Data entries

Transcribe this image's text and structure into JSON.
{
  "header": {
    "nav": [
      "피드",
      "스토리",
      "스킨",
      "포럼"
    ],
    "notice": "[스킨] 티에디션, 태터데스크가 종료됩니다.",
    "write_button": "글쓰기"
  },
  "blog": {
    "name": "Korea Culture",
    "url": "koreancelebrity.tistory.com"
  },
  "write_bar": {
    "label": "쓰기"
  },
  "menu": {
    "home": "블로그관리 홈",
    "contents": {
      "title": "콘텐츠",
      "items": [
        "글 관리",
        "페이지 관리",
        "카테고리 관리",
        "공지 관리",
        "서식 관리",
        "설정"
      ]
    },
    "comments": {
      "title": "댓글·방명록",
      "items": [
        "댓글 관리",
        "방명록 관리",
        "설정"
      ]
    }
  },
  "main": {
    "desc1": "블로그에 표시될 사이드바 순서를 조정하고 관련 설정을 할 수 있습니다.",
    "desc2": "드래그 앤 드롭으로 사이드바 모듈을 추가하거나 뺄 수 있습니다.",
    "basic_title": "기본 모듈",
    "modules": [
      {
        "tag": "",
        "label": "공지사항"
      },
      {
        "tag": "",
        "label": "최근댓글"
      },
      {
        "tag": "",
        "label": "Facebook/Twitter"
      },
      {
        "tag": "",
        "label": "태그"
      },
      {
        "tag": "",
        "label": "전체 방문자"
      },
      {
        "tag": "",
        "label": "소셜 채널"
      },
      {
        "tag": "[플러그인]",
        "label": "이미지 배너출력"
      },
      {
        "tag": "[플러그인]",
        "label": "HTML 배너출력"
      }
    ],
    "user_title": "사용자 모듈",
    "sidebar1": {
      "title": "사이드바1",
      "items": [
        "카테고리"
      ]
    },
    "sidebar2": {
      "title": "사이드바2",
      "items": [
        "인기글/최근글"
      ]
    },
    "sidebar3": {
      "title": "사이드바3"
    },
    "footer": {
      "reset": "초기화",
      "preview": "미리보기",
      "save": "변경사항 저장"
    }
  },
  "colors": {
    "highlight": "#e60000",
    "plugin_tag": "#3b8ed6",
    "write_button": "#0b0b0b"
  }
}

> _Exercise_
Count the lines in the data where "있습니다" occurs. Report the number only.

> _Output for this exercise_
2